Beyoncé Poised to Settle Trademark Dispute
Pop Queen Beyoncé (whose full name is Beyoncé Giselle Knowles-Carter) and her company seem prepared to settle a trademark infringement lawsuit they brought against a Texas company selling “Feyoncé” merchandise, according to Forbes.
At the end of September, a federal judge denied Beyoncé’s motion for a permanent injunction against the Texas company.
The “Feyoncé” brand name (which sounds like “fiancé”) was intended to be marketed to those engaged to be married.
In the judge’s opinion, she noted that the “defendants chose the formation "FEYONCÉ" in order to capitalize off of the exceedingly famous BEYONCÉ mark.”
However, noted the court, that alone doesn’t establish the likelihood that consumers would confuse the Feyoncé mark with the singer’s trademark:
Rather, a critical question is whether a rational consumer would mistakenly believe FEYONCE products are sponsored by or affiliated with BEYONCE products. A rational jury might or might not conclude that the pun here is sufficient to dispel any confusion among the purchasing public.

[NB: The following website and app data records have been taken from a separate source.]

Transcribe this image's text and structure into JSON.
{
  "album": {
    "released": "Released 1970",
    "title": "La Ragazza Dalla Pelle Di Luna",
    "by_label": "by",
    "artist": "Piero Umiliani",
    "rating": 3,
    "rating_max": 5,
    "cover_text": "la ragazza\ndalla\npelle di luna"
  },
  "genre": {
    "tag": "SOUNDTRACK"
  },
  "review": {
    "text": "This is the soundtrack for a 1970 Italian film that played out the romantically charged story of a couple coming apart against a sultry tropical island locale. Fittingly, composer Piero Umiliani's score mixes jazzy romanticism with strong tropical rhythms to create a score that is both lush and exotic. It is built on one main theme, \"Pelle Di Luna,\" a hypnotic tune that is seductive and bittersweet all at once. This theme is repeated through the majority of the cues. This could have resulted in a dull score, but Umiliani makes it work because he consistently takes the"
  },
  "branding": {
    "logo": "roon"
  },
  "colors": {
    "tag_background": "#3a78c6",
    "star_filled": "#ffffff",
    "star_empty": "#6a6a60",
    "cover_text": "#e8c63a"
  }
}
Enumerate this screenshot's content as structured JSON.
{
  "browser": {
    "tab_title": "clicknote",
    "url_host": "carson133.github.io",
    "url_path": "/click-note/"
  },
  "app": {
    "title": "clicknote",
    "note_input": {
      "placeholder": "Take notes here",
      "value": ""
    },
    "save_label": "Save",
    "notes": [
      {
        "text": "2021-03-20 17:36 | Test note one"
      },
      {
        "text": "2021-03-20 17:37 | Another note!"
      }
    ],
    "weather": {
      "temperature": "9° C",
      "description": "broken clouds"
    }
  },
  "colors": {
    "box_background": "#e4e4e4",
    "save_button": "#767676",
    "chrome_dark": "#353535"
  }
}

Beyoncé owns a trademark for her name, registered in 2004. The trademark registration includes Class 25: "Clothing: namely - shirts, sweaters, blouses, jackets, slacks, hats and caps."
Products are sold on her website: shop.beyonceshop.com.
Put a Ring on It
The defendants sell clothes and other apparel with the “Feyoncé” mark and phrases from Beyoncé’s songs, such as “put a ring on it."
When the defendants tried to register the “Feyoncé” mark, the US Patent Office refused it for several reasons – including that it was confusingly similar to the Beyoncé mark.
Defendants continued to sell clothing with the mark.
Beyoncé’s lawyer sent them a cease-and-desist letter. When the defendants didn’t respond, Beyoncé and her company filed suit, asserting causes of action for:
- Federal Trademark Infringement
- Federal Unfair Competition
- Federal Trademark Dilution
- Deceptive Acts and Practices, in violation of New York Law
- Trademark Dilution, in violation of New Law
- common law unfair competition
- unjust enrichment
As the judge noted, to prove trademark infringement, a plaintiff must meet a two-part test:
- the plaintiff must show that its mark is entitled to protection; and
- the plaintiff must show that "defendant's use of the mark is likely to cause consumers confusion as to the origin or sponsorship of the defendant's goods."
The certificate of trademark registration is evidence that the mark meets the first part of the test.
Also, when a registered mark has been in continuous use for five consecutive years following the registration, the right to that mark is considered "incontestable" (with some exceptions).
Likelihood of confusion is a question of fact, focused on the probable reactions of people who might buy each party’s products.
Play on Words
The judge noted that
By replacing the "B" with an "F," Defendants have created a mark that sounds like "fiancé," i.e., a person who is engaged to be married. As a result, FEYONCE is a play on words, which could dispel consumer confusion that might otherwise arise due to its facial similarity to the BEYONCE mark.
The judge concluded that
a reasonable jury may conclude that consumers looking for BEYONCE products are unlikely to select a FEYONCE product inadvertently.